The analysis was the first of its kind to look comprehensively at all 52,283 medical evacuations from October 2001 to September 2009, according to Army Col. Robert DeFraites, a preventive medicine doctor who directs the center.

The findings — including the low ratio of battle-related injuries and the sharp increase in mental disorder-related evacuations — were not surprising, DeFraites said during a phone interview Monday.

Disease, heat and work injuries have historically injured more wartime troops than bullets or bombs, he and other military medical officials said. The increase in treatment of mental disorders also was expected, though it’s unclear whether that’s because of increased attention by military leaders to mental health problems or the effect of repeated deployments and stresses as the wars continue, they said.

"It’s validation of what we’ve seen," said Air Force Col. Michael Butel, who works for Global Health Surveillance, an analysis unit within the Military Health System.

Military health officials review similar information monthly. Now, Butel and DeFraites say, they have a better tool to watch for trends across the categories that could identify preventable injuries and illnesses.

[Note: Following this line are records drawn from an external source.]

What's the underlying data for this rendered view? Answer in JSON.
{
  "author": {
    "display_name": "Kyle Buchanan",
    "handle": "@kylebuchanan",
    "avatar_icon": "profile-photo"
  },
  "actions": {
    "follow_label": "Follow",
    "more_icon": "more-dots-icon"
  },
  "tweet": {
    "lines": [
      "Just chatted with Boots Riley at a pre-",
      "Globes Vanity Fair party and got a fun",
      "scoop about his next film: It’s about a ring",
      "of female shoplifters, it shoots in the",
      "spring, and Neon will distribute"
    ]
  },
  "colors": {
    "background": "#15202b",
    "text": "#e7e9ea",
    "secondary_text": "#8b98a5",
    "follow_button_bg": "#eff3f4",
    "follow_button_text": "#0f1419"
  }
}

The analysis could help reshape pre-deployment screenings as well, Butel and DeFraites said. Many troops were evacuated for symptoms that had prompted treatment in the 90 days before deployment.

For example, of 8,543 patients evacuated for muscle or bone problems, 29 percent had gone to a medical appointment for the same problem within three months of deploying.

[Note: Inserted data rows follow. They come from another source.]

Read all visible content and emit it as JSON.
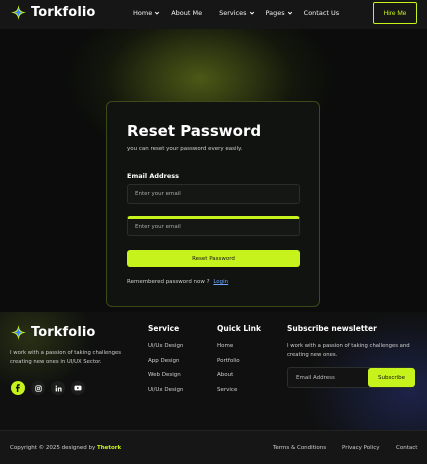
{
  "brand": {
    "name": "Torkfolio",
    "icon": "sparkle-star-icon"
  },
  "header": {
    "nav": [
      {
        "label": "Home",
        "has_dropdown": true
      },
      {
        "label": "About Me",
        "has_dropdown": false
      },
      {
        "label": "Services",
        "has_dropdown": true
      },
      {
        "label": "Pages",
        "has_dropdown": true
      },
      {
        "label": "Contact Us",
        "has_dropdown": false
      }
    ],
    "hire_label": "Hire Me"
  },
  "reset_card": {
    "title": "Reset Password",
    "subtitle": "you can reset your password every easily.",
    "email_label": "Email Address",
    "email_placeholder": "Enter your email",
    "confirm_placeholder": "Enter your email",
    "button_label": "Reset Password",
    "remember_text": "Remembered password now ?",
    "login_link": "Login"
  },
  "footer": {
    "about_text": "I work with a passion of taking challenges creating new ones in UI/UX Sector.",
    "socials": [
      "facebook-icon",
      "instagram-icon",
      "linkedin-icon",
      "youtube-icon"
    ],
    "service": {
      "title": "Service",
      "items": [
        "Ui/Ux Design",
        "App Design",
        "Web Design",
        "Ui/Ux Design"
      ]
    },
    "quick_link": {
      "title": "Quick Link",
      "items": [
        "Home",
        "Portfolio",
        "About",
        "Service"
      ]
    },
    "newsletter": {
      "title": "Subscribe newsletter",
      "text": "I work with a passion of taking challenges and creating new ones.",
      "placeholder": "Email Address",
      "button_label": "Subscribe"
    }
  },
  "bottom_bar": {
    "copyright_prefix": "Copyright © 2025 designed by",
    "copyright_brand": "Thetork",
    "links": [
      "Terms & Conditions",
      "Privacy Policy",
      "Contact"
    ]
  },
  "colors": {
    "accent": "#c7f31d",
    "link": "#6aa8ff",
    "background": "#0b0c0b"
  }
}
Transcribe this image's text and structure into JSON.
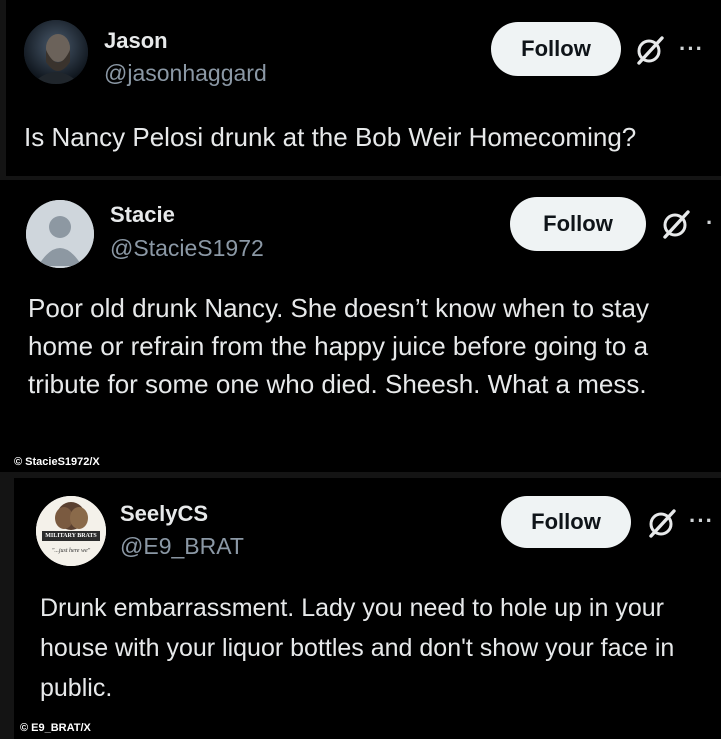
{
  "posts": [
    {
      "author": "Jason",
      "handle": "@jasonhaggard",
      "follow_label": "Follow",
      "more_label": "···",
      "text": "Is Nancy Pelosi drunk at the Bob Weir Homecoming?",
      "avatar_icon": "profile-photo-icon",
      "action_icon": "grok-icon"
    },
    {
      "author": "Stacie",
      "handle": "@StacieS1972",
      "follow_label": "Follow",
      "more_label": "·",
      "text": "Poor old drunk Nancy. She doesn’t know when to stay home or refrain from the happy juice before going to a tribute for some one who died. Sheesh. What a mess.",
      "credit": "© StacieS1972/X",
      "avatar_icon": "default-avatar-icon",
      "action_icon": "grok-icon"
    },
    {
      "author": "SeelyCS",
      "handle": "@E9_BRAT",
      "follow_label": "Follow",
      "more_label": "···",
      "text": "Drunk embarrassment.  Lady you need to hole up in your house with your liquor bottles and don't show your face in public.",
      "credit": "© E9_BRAT/X",
      "avatar_text_top": "MILITARY BRATS",
      "avatar_text_bottom": "\"...just here we\"",
      "avatar_icon": "military-brats-logo-icon",
      "action_icon": "grok-icon"
    }
  ],
  "colors": {
    "background": "#000000",
    "text": "#e7e9ea",
    "handle": "#8b98a5",
    "follow_bg": "#eff3f4",
    "follow_text": "#0f1419"
  }
}
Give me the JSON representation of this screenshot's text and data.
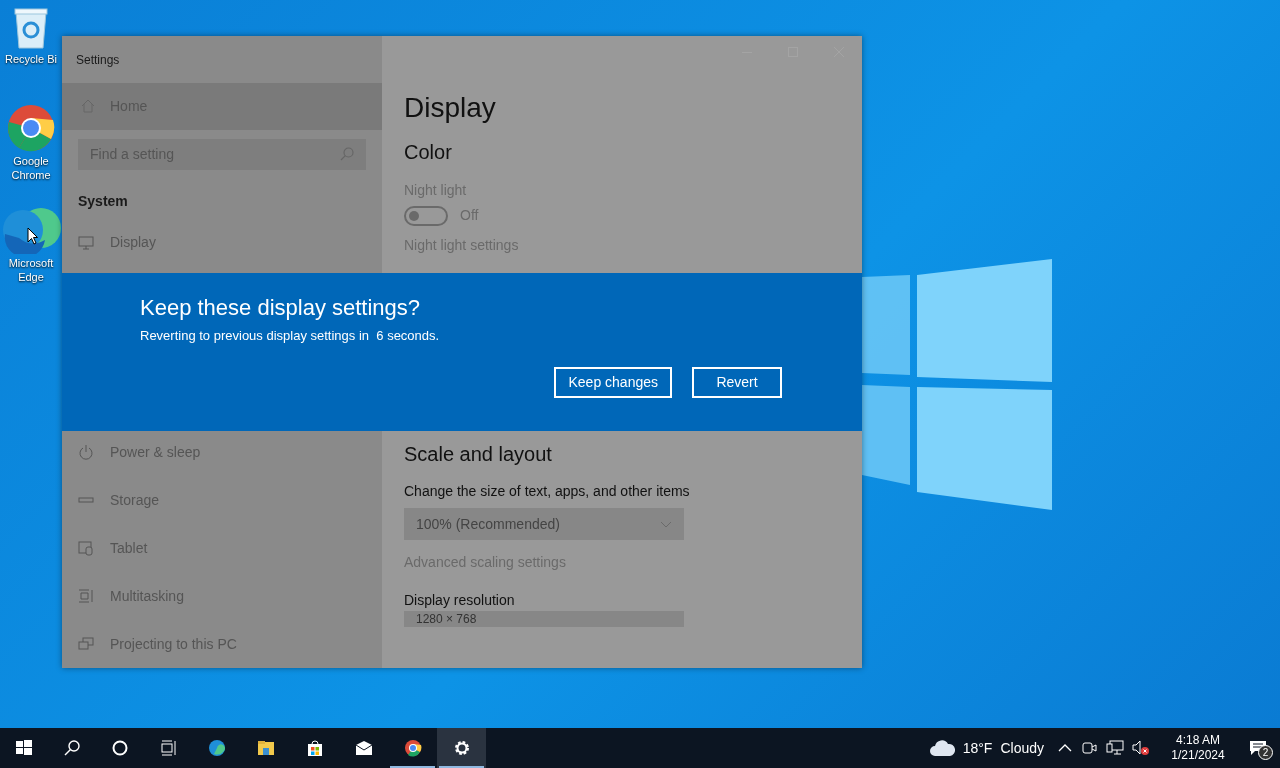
{
  "desktop_icons": [
    {
      "kind": "recycle",
      "label": "Recycle Bi"
    },
    {
      "kind": "chrome",
      "label": "Google Chrome"
    },
    {
      "kind": "edge",
      "label": "Microsoft Edge"
    }
  ],
  "window": {
    "title": "Settings",
    "sidebar": {
      "home": "Home",
      "search": {
        "placeholder": "Find a setting"
      },
      "section": "System",
      "items_top": [
        {
          "kind": "display",
          "label": "Display"
        }
      ],
      "items_bottom": [
        {
          "kind": "power",
          "label": "Power & sleep"
        },
        {
          "kind": "storage",
          "label": "Storage"
        },
        {
          "kind": "tablet",
          "label": "Tablet"
        },
        {
          "kind": "multitasking",
          "label": "Multitasking"
        },
        {
          "kind": "projecting",
          "label": "Projecting to this PC"
        }
      ]
    },
    "content": {
      "title": "Display",
      "color_heading": "Color",
      "night_light": {
        "label": "Night light",
        "on": false,
        "state_text": "Off"
      },
      "night_light_link": "Night light settings",
      "scale_heading": "Scale and layout",
      "scale_label": "Change the size of text, apps, and other items",
      "scale_dropdown": {
        "value": "100% (Recommended)"
      },
      "advanced_link": "Advanced scaling settings",
      "resolution_label": "Display resolution",
      "resolution_dropdown": {
        "value": "1280 × 768"
      }
    }
  },
  "dialog": {
    "title": "Keep these display settings?",
    "message": "Reverting to previous display settings in  6 seconds.",
    "buttons": [
      "Keep changes",
      "Revert"
    ]
  },
  "taskbar": {
    "buttons": [
      {
        "kind": "start"
      },
      {
        "kind": "search"
      },
      {
        "kind": "cortana"
      },
      {
        "kind": "taskview"
      }
    ],
    "apps": [
      {
        "kind": "edge",
        "running": false,
        "selected": false
      },
      {
        "kind": "explorer",
        "running": false,
        "selected": false
      },
      {
        "kind": "store",
        "running": false,
        "selected": false
      },
      {
        "kind": "mail",
        "running": false,
        "selected": false
      },
      {
        "kind": "chrome",
        "running": true,
        "selected": false
      },
      {
        "kind": "settings",
        "running": true,
        "selected": true
      }
    ],
    "weather": {
      "temperature": "18°F",
      "condition": "Cloudy"
    },
    "clock": {
      "time": "4:18 AM",
      "date": "1/21/2024"
    },
    "notifications": {
      "count": "2"
    }
  }
}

All told, the 52,283 evacuations occurred among about 2 million deployments during the eight years. Battle-related injuries were the overall leading reason for evacuations — 10,103 cases or 19 percent — though not in every year. Battle-related injuries peaked in 2007, with 2,178 evacuations.

The next year, evacuations for musculoskeletal (1,253) and mental disorders (1,014) surpassed battle-related injuries (983), according to the report.

Overall, about one in 50 servicemembers who deploy seek medical care while downrange, according to Dr. Michael Kilpatrick, a retired Navy officer and infectious disease doctor who is now working in the Military Health System.

The report shows only primary medical reasons for evacuation and does not show what caused the injury or illness. That information is contained within each medical file and is not necessarily accessible for computer-based analysis, Kilpatrick and DeFraites said.

Still, the data could prompt commanders to look at how to reduce preventable diagnoses.

"We can drill down and look at the cause of injury," Kilpatrick said on the same telephone call on Monday. "There are things to prevent injuries. It does set the table for looking at that in the future."

About 15 percent of the evacuations for female patients were prompted by genitourinary disorders, problems with urinary and genital organs. Women can be more susceptible to urinary problems, which are often brought on by dehydration, Kilpatrick said.

That, to some degree, can be a result of routine work at war in the desert.

"It’s a hot, dry place and people don’t drink enough," Kilpatrick said, and women sometimes will drink less to avoid urination in certain situations. "They are not going to drink and stop a convoy."

Pregnancy and childbirth issues accounted for 248 evacuations. Those removals do not account for all pregnancies at war, the doctors said, but only the patients who needed immediate medical attention. The military removes pregnant troops from conflict as quickly as possible, though not necessarily as a medical evacuation, they said.

Pregnancy became an issue late last year when Maj. Gen. Anthony Cucolo, commander of forces in northern Iraq, included pregnancy among offenses that could lead to a court-martial and jail time. He argued units suffered when pregnant soldiers left units. The military dropped the ban Jan. 1, when a realignment of commands in Iraq voided Cucolo’s policy.

The evacuation report is based on numbers collected by U.S. Transportation Command, a joint logistics unit headquartered at Scott Air Force Base, Ill. The report can be found at www.afhsc.mil/msmr.

The analysis looks solely at the number of patients recommended for care outside of military facilities in Iraq and Afghanistan. The data do not show severity of injury or weigh the number of evacuations against the number of troops in either country at a certain time.